When Laurie, the heartthrob-next-door of Louisa May Alcott’s 1868 novel Little Women, is shown boy and girl twins, he asks, “Which is which?”
“Amy put a blue ribbon on the boy and a pink on the girl,” Jo replies. “French fashion, so you can always tell.”
According to Jo B. Paoletti, author of Pink and Blue: Telling the Girls From the Boys in America, “blue for boys, pink for girls” may have been common practice in 18th century France, but in United States, the color rulebook had yet to be written.
Back in the day, infants of all genders wore white frocks—white, because it could be bleached of any infant spewage, and frocks, because it’s easier to wriggle a baby into a dress than into britches. Franklin Delano Roosevelt’s 1884 toddler photo depicts our dignified to-be president sitting primly in a white skirt and patent leather shoes.
Eventually, parents began dressing their infants in “the colors of springtime,” but it wasn’t until World War I that those colors became gender signifiers. In June 1918, the Earshaw Infants’ Department instructed parents, “The generally accepted rule is pink for the boys, and blue for the girls. The reason is that pink, being a more decided and stronger color, is more suitable for the boy, while blue, which is more delicate and dainty, is prettier for the girl.”
But not all manufacturers agreed. In 1927, Time magazine printed a chart showing which sex-appropriate colors were approved by major department stores (Filene’s and Marshall Fields advocated pink for boys; Macy’s said pink was for girls).
Though the decision could have gone either way, by 1940 most advertisers agreed on pink for girls, blue for boys, and in post-World War II consumer culture, gendered clothing and colors were all the rage.
Despite its highly contested beginning as the color of girlhood, pink has remained steadfast in its symbolism. Remember when “America’s toughest sheriff” Joe Arpaio fitted male inmates at an Arizona prison with pink undies to “reduce underwear theft?” Earlier this year, the 9th U.S. Circuit Court of Appeals ruled that the mandatory pink undergarments were a form of “punishment without legal justification,” noting that the selection of pink was meant to symbolize the loss of prisoners’ masculinity.

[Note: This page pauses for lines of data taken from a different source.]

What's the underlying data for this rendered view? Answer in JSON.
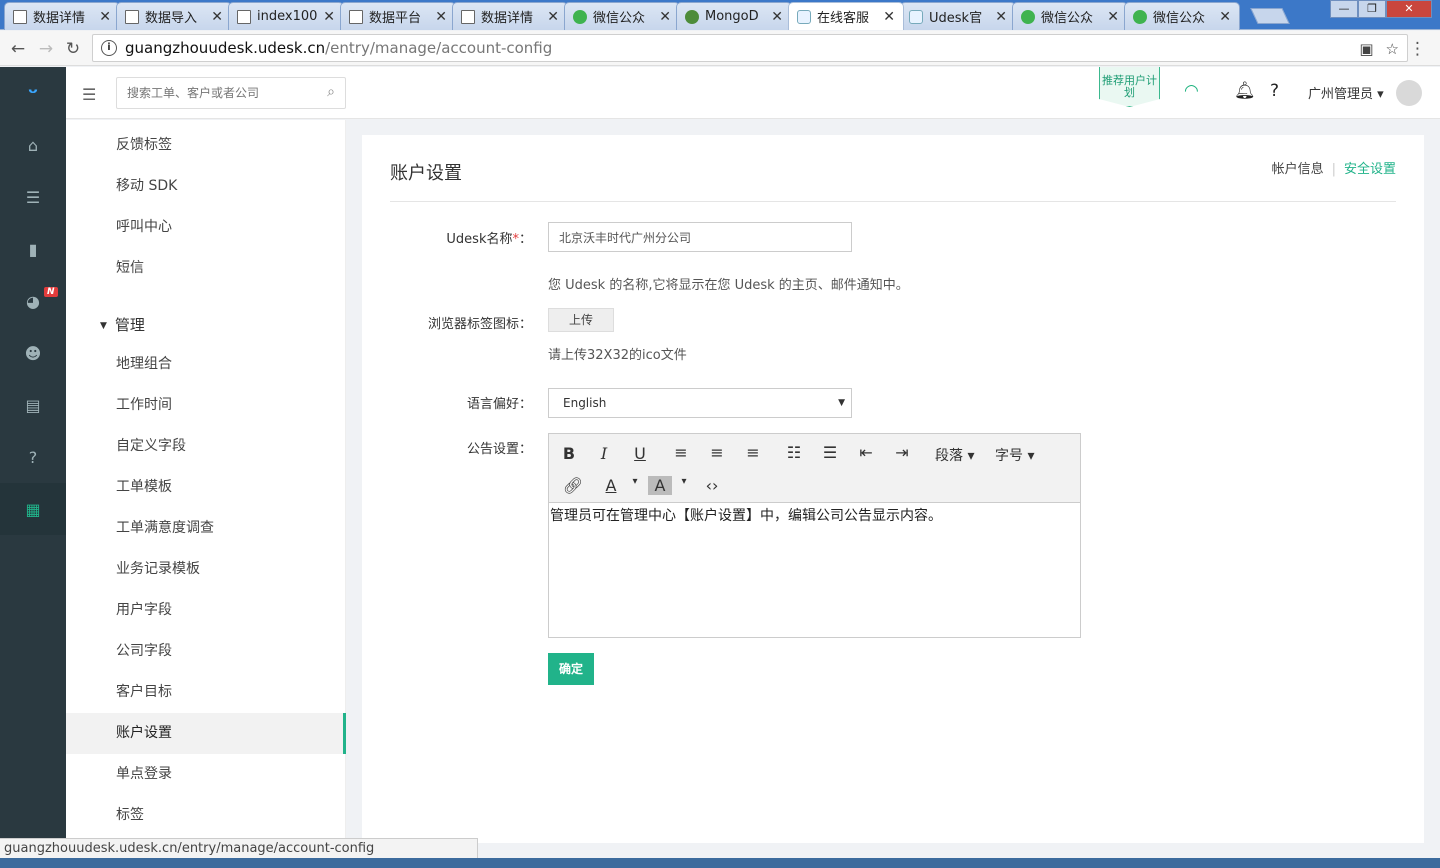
{
  "browser": {
    "tabs": [
      {
        "title": "数据详情",
        "icon": "doc"
      },
      {
        "title": "数据导入",
        "icon": "doc"
      },
      {
        "title": "index100",
        "icon": "doc"
      },
      {
        "title": "数据平台",
        "icon": "doc"
      },
      {
        "title": "数据详情",
        "icon": "doc"
      },
      {
        "title": "微信公众",
        "icon": "wx"
      },
      {
        "title": "MongoD",
        "icon": "mg"
      },
      {
        "title": "在线客服",
        "icon": "ud",
        "active": true
      },
      {
        "title": "Udesk官",
        "icon": "ud"
      },
      {
        "title": "微信公众",
        "icon": "wx"
      },
      {
        "title": "微信公众",
        "icon": "wx"
      }
    ],
    "url_host": "guangzhouudesk.udesk.cn",
    "url_path": "/entry/manage/account-config",
    "status_url": "guangzhouudesk.udesk.cn/entry/manage/account-config"
  },
  "header": {
    "search_placeholder": "搜索工单、客户或者公司",
    "promo": "推荐用户计划",
    "user_name": "广州管理员",
    "nav_badge": "N"
  },
  "submenu": {
    "items_top": [
      "反馈标签",
      "移动 SDK",
      "呼叫中心",
      "短信"
    ],
    "group": "管理",
    "items": [
      "地理组合",
      "工作时间",
      "自定义字段",
      "工单模板",
      "工单满意度调查",
      "业务记录模板",
      "用户字段",
      "公司字段",
      "客户目标",
      "账户设置",
      "单点登录",
      "标签"
    ],
    "active": "账户设置"
  },
  "page": {
    "title": "账户设置",
    "tab_info": "帐户信息",
    "tab_security": "安全设置",
    "name_label": "Udesk名称",
    "name_required": "*",
    "name_colon": "：",
    "name_value": "北京沃丰时代广州分公司",
    "name_hint": "您 Udesk 的名称,它将显示在您 Udesk 的主页、邮件通知中。",
    "favicon_label": "浏览器标签图标：",
    "upload_label": "上传",
    "favicon_hint": "请上传32X32的ico文件",
    "lang_label": "语言偏好：",
    "lang_value": "English",
    "notice_label": "公告设置：",
    "editor_paragraph": "段落",
    "editor_fontsize": "字号",
    "notice_text": "管理员可在管理中心【账户设置】中，编辑公司公告显示内容。",
    "submit_label": "确定"
  },
  "colors": {
    "accent": "#21b38a",
    "sidebar": "#2a3940"
  }
}
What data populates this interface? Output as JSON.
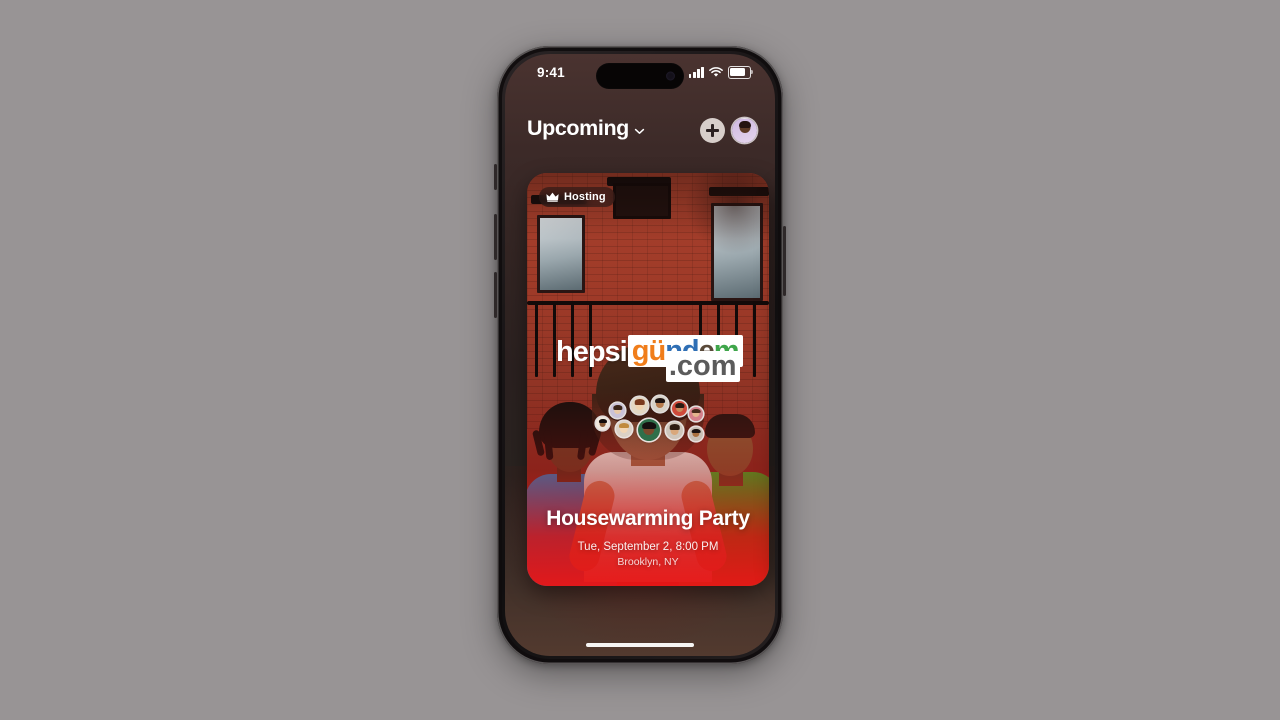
{
  "background": {
    "color": "#989495"
  },
  "phone": {
    "status_bar": {
      "time": "9:41",
      "icons": [
        "cellular-signal-icon",
        "wifi-icon",
        "battery-icon"
      ]
    },
    "nav": {
      "title": "Upcoming",
      "chevron_icon": "chevron-down-icon",
      "add_button_label": "+",
      "add_icon": "plus-icon",
      "profile_icon": "profile-avatar-icon"
    },
    "event_card": {
      "badge": {
        "icon": "crown-icon",
        "label": "Hosting"
      },
      "title": "Housewarming Party",
      "date": "Tue, September 2, 8:00 PM",
      "location": "Brooklyn, NY",
      "attendees": [
        {
          "name": "attendee-1",
          "skin": "#e8c9a8",
          "hair": "#3a2418",
          "shirt": "#c9c2d8"
        },
        {
          "name": "attendee-2",
          "skin": "#f0d2ae",
          "hair": "#7a3a1e",
          "shirt": "#e4d8c4"
        },
        {
          "name": "attendee-3",
          "skin": "#b57a4c",
          "hair": "#1d1210",
          "shirt": "#d8d2c8"
        },
        {
          "name": "attendee-4",
          "skin": "#c98a5c",
          "hair": "#2a1a12",
          "shirt": "#cf4a3a"
        },
        {
          "name": "attendee-5",
          "skin": "#e2b48c",
          "hair": "#45291a",
          "shirt": "#d4808a"
        },
        {
          "name": "attendee-6",
          "skin": "#8a5a34",
          "hair": "#140d0b",
          "shirt": "#f0e8de"
        },
        {
          "name": "attendee-7",
          "skin": "#f2d6b4",
          "hair": "#c08a3e",
          "shirt": "#dcd2c6"
        },
        {
          "name": "attendee-8",
          "skin": "#7a4a2c",
          "hair": "#161010",
          "shirt": "#2f6f4a"
        },
        {
          "name": "attendee-9",
          "skin": "#d9a87c",
          "hair": "#2e1c12",
          "shirt": "#cfc6bb"
        },
        {
          "name": "attendee-10",
          "skin": "#a9703f",
          "hair": "#1a1110",
          "shirt": "#c8bfb4"
        }
      ],
      "colors": {
        "glow": "#e81616",
        "badge_bg": "rgba(38,24,22,.62)"
      }
    },
    "next_card": {
      "label": "next-event-card"
    },
    "home_indicator": "home-indicator"
  },
  "watermark": {
    "part1": "hepsi",
    "letters": [
      "g",
      "ü",
      "n",
      "d",
      "e",
      "m"
    ],
    "suffix": ".com"
  }
}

While metrosexual fashion reclaims pink as a “manly” hue, I’m not so sure if pink and blue will ever lose their cultural significance (plus, sporting a shirt that reads, “Real Men Wear Pink” only reinforces the line the between masculine/feminine gender roles). But the history of pink and blue shows us just how arbitrary gender signifiers can be, and in the genderpocalypse, that’s knowledge we can apply to just about everything else.